A solar eclipse occurs when the moon passes directly between the sun and the Earth. The area of the Earth shaded by the outer shadow of the moon (penumbra) experiences a partial eclipse; the area shaded by the central shadow (umbra) experiences a total eclipse.

From beginning to end, the eclipse will be visible for about two and a half to three hours, depending on where in the U.S. you are viewing the phenomenon. The maximum level of the eclipse (“totality”), however, lasts only a minute or two.

On the West Coast, the 2017 solar eclipse will begin around 9:06 AM and end around 11:41 AM (Pacific time). On the East Coast, it will begin around 1:03 PM and conclude around 4:06 PM (Eastern time).

Solar Eclipse Glasses: Do They Really Protect Your Eyes?
Solar eclipse glasses are inexpensive, very dark filters with cardboard or paper frames that are designed to protect your eyes from retina damage when viewing an eclipse.

But do they really work?
Staring at a solar eclipse (or staring at the sun at any time) can cause a burned retina — called solar retinopathy or solar maculopathy — that can cause permanent vision loss. So having adequate eye protection when viewing a solar eclipse is extremely important.

Most “eclipse glasses” do offer adequate protection from the sun’s potentially damaging UV rays when viewing a solar eclipse. Look for documentation somewhere on the disposable glasses that says the eclipse shades are certified to meet the ISO 12312-2 international standard for safe direct viewing of the sun.

But unfortunately, according to the National Science Foundation’s American Astronomical Society (AAS), excitement about the 2017 solar eclipse has caused the marketplace to become flooded with counterfeit eclipse glasses that say they are ISO-certified when in fact they are not.

Because it is impossible to tell if eclipse glasses truly meet the ISO 12312-2 international safety standard (sometimes written as ISO 12312-2:2015) by simply looking at them, the AAS created a Solar Eclipse Task Force that has compiled a list of reputable manufacturers and retailers of certified eclipse glasses.

Sunglasses Are Not Enough
Sunglasses don’t provide adequate eye protection during the course of a solar eclipse.

Regular sunglasses, polarized sunglasses or photochromic lenses do not offer adequate eye protection when watching a solar eclipse.
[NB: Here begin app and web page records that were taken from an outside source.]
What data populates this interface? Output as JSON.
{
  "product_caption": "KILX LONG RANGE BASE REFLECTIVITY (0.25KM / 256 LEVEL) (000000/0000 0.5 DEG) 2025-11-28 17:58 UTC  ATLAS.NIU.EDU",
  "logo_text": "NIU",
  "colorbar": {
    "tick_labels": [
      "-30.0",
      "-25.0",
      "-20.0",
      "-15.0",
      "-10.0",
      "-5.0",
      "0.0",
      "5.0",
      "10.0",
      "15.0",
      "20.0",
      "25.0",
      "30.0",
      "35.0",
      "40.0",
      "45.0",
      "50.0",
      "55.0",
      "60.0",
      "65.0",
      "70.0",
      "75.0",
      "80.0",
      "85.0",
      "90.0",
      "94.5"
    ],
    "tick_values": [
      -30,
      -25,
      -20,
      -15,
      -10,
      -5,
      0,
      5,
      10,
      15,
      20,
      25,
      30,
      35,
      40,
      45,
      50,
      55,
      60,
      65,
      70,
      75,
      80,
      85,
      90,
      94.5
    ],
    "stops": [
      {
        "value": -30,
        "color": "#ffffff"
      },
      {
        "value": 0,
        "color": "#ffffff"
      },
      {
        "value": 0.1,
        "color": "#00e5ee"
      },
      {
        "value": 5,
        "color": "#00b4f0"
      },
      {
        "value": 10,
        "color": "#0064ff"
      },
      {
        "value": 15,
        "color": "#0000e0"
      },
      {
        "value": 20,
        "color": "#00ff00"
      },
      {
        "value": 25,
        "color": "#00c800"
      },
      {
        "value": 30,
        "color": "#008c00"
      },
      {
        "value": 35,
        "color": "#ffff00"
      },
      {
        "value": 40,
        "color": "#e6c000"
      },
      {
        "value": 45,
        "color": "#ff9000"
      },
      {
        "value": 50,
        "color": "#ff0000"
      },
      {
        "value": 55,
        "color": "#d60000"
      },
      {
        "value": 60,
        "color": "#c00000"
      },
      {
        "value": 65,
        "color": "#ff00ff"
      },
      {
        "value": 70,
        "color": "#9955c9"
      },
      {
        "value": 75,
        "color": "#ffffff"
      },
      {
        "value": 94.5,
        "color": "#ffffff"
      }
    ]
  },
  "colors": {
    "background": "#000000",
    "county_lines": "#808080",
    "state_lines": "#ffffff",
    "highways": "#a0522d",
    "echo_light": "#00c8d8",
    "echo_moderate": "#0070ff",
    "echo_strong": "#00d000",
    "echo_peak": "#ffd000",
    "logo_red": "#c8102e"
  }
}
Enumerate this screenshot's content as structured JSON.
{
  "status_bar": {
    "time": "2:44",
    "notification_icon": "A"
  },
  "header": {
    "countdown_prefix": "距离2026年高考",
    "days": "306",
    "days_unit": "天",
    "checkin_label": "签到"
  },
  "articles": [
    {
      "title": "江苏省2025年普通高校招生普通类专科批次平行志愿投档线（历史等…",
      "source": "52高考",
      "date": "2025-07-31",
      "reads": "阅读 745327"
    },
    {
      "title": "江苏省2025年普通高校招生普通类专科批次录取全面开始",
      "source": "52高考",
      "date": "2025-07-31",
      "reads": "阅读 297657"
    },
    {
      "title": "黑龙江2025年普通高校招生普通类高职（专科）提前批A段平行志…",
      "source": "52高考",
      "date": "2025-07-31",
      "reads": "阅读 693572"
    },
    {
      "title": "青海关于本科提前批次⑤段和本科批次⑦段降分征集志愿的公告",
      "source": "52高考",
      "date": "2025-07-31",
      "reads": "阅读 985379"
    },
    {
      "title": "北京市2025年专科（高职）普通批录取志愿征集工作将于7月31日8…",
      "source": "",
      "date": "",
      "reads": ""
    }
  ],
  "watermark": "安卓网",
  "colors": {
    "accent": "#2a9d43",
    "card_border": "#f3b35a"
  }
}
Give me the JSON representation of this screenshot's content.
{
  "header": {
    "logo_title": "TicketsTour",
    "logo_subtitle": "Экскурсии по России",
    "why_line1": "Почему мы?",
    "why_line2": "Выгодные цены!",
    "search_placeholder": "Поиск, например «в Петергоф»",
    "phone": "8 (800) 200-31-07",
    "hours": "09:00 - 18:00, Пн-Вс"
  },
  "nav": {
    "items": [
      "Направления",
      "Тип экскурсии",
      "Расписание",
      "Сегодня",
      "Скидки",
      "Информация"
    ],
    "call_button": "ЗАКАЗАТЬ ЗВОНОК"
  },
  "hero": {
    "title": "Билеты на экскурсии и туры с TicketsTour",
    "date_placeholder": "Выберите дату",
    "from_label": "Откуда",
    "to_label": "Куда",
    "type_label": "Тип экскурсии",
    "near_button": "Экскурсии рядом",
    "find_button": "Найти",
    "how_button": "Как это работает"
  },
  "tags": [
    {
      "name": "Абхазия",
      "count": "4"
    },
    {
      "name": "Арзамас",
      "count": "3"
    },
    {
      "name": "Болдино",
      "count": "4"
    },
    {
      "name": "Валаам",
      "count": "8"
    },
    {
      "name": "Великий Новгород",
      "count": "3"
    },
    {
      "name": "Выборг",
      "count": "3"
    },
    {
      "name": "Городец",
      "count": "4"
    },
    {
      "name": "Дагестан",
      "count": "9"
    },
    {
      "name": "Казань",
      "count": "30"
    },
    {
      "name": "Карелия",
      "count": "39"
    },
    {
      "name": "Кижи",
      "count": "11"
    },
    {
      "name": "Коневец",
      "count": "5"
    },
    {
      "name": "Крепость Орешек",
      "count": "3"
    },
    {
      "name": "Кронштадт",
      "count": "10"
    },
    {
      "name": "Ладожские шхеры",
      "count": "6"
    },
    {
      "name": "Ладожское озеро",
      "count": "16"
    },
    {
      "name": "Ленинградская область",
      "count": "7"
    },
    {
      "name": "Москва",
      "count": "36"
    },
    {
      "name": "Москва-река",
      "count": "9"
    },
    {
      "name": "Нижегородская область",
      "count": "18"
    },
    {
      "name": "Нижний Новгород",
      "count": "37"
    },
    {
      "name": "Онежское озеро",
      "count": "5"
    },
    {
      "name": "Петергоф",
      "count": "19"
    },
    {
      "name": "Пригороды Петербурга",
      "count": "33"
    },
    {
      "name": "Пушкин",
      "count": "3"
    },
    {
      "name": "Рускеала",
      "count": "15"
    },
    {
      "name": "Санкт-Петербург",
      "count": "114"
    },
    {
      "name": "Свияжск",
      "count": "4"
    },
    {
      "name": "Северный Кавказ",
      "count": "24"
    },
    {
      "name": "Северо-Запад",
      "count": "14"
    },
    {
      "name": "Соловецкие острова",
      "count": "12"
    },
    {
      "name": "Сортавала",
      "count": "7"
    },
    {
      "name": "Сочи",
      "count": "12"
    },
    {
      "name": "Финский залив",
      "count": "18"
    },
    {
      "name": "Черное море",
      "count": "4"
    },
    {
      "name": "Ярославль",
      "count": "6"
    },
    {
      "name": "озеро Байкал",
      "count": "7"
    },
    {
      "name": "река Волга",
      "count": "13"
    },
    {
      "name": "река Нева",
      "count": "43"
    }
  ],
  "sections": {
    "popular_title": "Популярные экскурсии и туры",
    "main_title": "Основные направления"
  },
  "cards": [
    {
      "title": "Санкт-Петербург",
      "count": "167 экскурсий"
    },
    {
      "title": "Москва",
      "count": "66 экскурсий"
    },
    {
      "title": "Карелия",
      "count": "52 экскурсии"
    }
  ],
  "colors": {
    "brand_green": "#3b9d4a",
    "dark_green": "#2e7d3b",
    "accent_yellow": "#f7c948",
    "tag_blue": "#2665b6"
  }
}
Though these lenses provide 100 percent UV protection during general wearing conditions, the special-purpose solar filters used in genuine eclipse glasses are thousands of times darker than ordinary sunglasses to protect the eyes from the intense visible sunlight that can cause a serious retinal injury or even blindness when viewing the sun directly.

When Is The Next Solar Eclipse?
If you miss the 2017 solar eclipse, you’ll have to wait awhile to see another one in the United States. The next total solar eclipse to cross North America will take place on April 8, 2024.

ISO certified eclipse glasses are available for purchase in our office while supplies last. HAPPY VIEWING!